It could have been any of this that CCR founder John Fogerty was writing about.

Turns out, it was none of those things.

Oh, there was doom and gloom alright – but a lot closer to home.  In the years following, Fogerty often talked on stage, during performances, about what Have You Ever Seen the Rain? was really about:  the rising tensions within CCR at the time, and the imminent departure of his brother and co-founder, Tom, from the band.

Remember:  at the time of The Beatles, Stones, Kinks and The Who, CCR was the closest thing to an iconic American rock band in 1970.  Their music was gold.  The band members were rich and famous.  They had it all going their way.

So why, at the peak of their success, was CCR so uptight, so unhappy?

That’s what Fogerty was writing about.

I want to know:
Have you ever seen the rain
Coming down on a sunny day?

Strange, but I can relate to a bit of this.

And there’s even a point to this story – especially as we wind down 2018 and look ahead to another year.

Have you heard of entrepreneurial paranoia?

The holidays once brought a feeling of dread for me.

I spent the first 15 years of my career working for a big company with the security of a regular pay stream.  While nothing was ever guaranteed, the predictable income flow was comfortable.

Then, 20 years ago, I left comfort behind and started my own business.  It bought me freedom.   But, in those early years, Christmas also brought some jitters.  No matter how successful the year had been, I knew I’d have to start at zero again in just a few days.  This feeling isn’t new to anyone in sales – or any entrepreneur– but it was new to me.

I didn’t like it.

But then, with maybe three years under my belt, I noticed my fears during the holidays disappeared.  The dread was gone.  Today, the gurus would say that my FEAR was rooted in False Evidence Appearing Real.  I told myself it was impossible to repeat my success from the previous year, even though the results said otherwise.  Over time, though, I saw that my worries didn’t line up with the evidence.  I began to believe in myself, because my results proved it.

Business owners call this lack of belief entrepreneurial paranoia– the fear that good times can’t last… or that bad times will be never-ending.   Even if the evidence refutes it.

It’s illogical.  But the feeling is real.

Hockey players going through slumps fear they’ll never score again, even when the stats (evidence of past performance) say it’s not true.  Coaches in the NFL say the sting of losing lasts longer than the sweet taste of victory, so they live in a perpetual state of paranoia.  They sleep at the stadium three nights a week. Just because they won today doesn’t mean they’ll win next Sunday.


It’s the proverbial question: is your glass half-empty – or half-full?

So, at the end of another year, here’s what I think I’ve learned.

I accomplished much of what I set out to in 2018.  I’m grateful.

But my year wasn’t perfect.  I missed on some things, slipped up on others, disappointed myself in a few ways.  And I also learned a lot.

I’m guessing you’re probably the same.

It’s normal.
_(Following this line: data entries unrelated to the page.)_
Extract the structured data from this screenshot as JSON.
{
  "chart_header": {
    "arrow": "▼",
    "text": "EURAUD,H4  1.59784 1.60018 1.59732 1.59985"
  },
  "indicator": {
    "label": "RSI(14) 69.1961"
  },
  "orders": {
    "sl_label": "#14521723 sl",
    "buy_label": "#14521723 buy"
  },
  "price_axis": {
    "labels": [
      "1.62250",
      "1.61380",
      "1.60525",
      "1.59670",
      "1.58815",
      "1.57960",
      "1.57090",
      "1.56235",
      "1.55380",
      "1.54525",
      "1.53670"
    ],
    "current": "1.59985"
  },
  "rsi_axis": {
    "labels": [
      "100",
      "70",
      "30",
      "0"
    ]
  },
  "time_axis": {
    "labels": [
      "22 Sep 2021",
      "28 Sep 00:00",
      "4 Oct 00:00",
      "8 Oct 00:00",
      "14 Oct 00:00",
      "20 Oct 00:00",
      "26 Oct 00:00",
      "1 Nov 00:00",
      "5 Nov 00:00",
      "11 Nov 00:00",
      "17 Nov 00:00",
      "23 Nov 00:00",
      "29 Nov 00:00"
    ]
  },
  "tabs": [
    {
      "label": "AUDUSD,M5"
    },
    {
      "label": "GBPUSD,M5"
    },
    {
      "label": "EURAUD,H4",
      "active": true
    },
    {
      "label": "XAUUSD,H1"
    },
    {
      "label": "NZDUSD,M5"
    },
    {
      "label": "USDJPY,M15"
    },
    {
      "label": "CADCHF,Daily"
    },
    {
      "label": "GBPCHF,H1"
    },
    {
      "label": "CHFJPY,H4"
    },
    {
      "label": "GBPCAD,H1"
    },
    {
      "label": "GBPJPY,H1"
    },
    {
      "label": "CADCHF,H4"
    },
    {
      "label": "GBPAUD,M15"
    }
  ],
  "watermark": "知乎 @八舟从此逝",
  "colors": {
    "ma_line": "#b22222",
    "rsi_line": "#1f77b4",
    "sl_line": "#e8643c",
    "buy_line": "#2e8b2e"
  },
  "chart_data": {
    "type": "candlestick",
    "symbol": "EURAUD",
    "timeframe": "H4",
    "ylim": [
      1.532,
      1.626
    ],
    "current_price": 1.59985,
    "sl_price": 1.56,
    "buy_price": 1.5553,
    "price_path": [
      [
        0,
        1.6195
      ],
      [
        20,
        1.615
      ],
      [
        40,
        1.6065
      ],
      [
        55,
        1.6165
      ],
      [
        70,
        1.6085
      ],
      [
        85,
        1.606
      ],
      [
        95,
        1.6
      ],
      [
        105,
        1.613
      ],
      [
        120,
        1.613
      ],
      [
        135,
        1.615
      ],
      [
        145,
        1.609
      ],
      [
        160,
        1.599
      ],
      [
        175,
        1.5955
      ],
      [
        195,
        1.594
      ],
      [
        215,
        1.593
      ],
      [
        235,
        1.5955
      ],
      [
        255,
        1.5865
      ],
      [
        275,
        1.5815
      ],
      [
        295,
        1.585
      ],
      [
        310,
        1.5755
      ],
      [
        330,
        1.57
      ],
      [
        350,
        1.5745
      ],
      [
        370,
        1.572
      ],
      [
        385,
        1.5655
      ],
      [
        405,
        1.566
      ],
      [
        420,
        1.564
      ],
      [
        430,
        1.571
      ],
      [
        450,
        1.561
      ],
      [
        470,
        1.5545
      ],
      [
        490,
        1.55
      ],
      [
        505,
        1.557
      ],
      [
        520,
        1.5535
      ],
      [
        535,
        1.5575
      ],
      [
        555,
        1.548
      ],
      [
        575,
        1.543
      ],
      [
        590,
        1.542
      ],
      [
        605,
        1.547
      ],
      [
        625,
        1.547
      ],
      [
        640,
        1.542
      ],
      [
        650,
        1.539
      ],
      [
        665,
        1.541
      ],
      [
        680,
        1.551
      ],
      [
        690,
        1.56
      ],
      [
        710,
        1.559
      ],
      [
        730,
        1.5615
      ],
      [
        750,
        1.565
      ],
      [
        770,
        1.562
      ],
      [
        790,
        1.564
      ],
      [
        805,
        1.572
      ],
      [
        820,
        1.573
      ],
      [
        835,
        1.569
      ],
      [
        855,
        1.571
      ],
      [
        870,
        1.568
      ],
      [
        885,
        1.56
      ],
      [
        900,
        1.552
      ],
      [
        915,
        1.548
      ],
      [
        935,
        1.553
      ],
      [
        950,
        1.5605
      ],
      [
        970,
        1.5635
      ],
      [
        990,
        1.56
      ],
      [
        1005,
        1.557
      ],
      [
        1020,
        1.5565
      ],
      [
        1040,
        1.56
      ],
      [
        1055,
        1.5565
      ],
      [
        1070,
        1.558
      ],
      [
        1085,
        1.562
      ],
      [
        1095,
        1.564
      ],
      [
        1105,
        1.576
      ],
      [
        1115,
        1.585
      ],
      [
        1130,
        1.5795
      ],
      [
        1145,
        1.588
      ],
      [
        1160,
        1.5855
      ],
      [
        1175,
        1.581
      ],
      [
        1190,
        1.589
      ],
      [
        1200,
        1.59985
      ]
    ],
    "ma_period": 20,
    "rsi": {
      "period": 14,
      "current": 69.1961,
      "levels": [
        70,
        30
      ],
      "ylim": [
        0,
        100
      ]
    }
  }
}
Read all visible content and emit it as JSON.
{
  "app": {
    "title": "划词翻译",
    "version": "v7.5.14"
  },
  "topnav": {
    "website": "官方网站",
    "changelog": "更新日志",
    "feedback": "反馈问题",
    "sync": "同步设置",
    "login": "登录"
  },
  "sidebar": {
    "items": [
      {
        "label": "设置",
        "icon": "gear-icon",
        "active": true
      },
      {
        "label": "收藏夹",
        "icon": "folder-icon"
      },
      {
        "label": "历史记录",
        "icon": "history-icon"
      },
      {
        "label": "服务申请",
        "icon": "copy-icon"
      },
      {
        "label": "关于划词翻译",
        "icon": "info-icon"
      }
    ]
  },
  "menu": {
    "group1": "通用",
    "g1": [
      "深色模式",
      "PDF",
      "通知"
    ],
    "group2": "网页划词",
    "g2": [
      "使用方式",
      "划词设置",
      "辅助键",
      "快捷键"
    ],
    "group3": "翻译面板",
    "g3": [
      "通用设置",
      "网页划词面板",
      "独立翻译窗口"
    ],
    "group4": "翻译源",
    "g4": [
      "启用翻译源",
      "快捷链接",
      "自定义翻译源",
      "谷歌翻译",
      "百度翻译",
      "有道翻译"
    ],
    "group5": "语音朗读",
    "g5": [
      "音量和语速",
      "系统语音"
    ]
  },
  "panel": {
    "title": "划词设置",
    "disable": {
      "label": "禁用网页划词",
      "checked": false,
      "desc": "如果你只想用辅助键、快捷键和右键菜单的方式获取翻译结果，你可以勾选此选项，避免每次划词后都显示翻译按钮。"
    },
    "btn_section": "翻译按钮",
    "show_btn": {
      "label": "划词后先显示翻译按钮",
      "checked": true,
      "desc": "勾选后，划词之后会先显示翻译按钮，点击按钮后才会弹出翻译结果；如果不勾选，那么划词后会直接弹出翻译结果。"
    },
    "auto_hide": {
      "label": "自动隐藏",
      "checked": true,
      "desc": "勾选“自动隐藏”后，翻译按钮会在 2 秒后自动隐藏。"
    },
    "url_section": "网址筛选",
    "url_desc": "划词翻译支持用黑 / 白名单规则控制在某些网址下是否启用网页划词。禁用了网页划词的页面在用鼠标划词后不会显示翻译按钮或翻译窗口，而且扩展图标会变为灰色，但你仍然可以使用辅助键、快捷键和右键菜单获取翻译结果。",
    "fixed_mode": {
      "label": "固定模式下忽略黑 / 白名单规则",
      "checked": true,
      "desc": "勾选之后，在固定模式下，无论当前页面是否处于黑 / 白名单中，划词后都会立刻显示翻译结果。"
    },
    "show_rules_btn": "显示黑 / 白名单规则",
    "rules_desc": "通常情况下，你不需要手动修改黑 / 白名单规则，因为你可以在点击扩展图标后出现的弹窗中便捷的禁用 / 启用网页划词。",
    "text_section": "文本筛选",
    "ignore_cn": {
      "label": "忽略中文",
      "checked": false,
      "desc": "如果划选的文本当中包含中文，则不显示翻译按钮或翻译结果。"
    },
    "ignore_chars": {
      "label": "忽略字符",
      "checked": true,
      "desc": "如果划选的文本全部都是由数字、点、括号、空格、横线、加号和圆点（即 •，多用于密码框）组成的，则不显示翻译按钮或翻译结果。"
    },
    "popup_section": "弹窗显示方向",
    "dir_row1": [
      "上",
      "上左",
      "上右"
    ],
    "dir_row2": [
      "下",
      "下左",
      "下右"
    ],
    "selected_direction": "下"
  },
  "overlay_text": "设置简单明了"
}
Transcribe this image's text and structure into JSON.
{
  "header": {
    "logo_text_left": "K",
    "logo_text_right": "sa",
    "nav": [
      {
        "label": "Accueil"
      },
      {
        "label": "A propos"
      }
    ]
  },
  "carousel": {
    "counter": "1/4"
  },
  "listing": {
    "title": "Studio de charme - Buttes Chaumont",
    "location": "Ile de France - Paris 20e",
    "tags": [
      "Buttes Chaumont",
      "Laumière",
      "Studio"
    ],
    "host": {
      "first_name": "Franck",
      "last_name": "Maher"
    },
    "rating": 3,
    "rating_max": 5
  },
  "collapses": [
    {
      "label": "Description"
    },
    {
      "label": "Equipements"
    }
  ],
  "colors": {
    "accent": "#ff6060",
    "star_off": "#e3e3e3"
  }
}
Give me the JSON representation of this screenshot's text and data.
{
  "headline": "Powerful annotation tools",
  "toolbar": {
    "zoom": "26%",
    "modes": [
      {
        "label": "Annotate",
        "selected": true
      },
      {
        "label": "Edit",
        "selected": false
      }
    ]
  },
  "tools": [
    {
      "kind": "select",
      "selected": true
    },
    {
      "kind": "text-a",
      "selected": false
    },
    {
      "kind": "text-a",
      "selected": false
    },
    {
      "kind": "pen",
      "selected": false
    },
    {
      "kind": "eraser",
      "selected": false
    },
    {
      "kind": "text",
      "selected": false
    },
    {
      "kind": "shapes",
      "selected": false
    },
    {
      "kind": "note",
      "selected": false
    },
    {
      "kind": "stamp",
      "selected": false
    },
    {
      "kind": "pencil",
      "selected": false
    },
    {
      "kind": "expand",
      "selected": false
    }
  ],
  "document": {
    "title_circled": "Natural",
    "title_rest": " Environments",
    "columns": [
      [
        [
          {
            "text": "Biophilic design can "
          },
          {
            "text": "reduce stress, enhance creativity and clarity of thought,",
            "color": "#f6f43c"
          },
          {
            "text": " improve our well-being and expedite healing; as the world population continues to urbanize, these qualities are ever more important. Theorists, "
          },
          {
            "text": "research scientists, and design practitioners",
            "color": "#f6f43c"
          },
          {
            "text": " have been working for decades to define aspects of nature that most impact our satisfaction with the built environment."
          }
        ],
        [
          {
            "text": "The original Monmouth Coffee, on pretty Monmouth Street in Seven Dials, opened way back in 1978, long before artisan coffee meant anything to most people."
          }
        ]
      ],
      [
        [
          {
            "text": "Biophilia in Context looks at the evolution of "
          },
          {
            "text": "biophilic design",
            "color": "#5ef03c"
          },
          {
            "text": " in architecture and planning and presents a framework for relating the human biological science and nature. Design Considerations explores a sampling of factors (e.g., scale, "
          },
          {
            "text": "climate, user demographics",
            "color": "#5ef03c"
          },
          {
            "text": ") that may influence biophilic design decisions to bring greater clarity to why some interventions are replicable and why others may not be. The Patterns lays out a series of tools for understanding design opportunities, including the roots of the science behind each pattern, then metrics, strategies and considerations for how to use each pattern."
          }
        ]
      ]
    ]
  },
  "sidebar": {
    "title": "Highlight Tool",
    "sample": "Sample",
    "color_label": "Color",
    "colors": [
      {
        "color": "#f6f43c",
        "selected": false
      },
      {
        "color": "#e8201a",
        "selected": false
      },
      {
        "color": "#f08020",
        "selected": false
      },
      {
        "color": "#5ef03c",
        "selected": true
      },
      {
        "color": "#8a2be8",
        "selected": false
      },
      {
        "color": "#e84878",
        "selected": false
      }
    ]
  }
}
The temptation, though, is to succumb to False Evidence Appearing Real, and to dwell on our misses.  To ruminate.  Rain coming down on a sunny day.   

The good news?  There’s an alternative, if we’re open to it.

We can celebrate, not ruminate.

  • We can recognize and appreciate even the smallest of our victories.  They’re evidence of success.
  • We can identify the patterns of how and where good stuff happens in our lives and build on them.  We can replicate and systematize them.
  • We can even look for the lessons learned from our slip-ups.

And then we can move on… full of possibility, not fear.

It’s not easy.

It’s a mind shift to intentionally move away from FEAR and entrepreneurial paranoia… and toward celebration.

But it’s worth it.

So, as you head into 2019, ask yourself:

  1. What do your patterns of success tell you?
  2. What are you learning from your misses?
  3. Are you choosing to celebrate?

P.S. Thanks for reading this year– and for joining in the conversation.  My very best to you and your families for a safe and happy Christmas.  I hope you celebrate.

~ Craig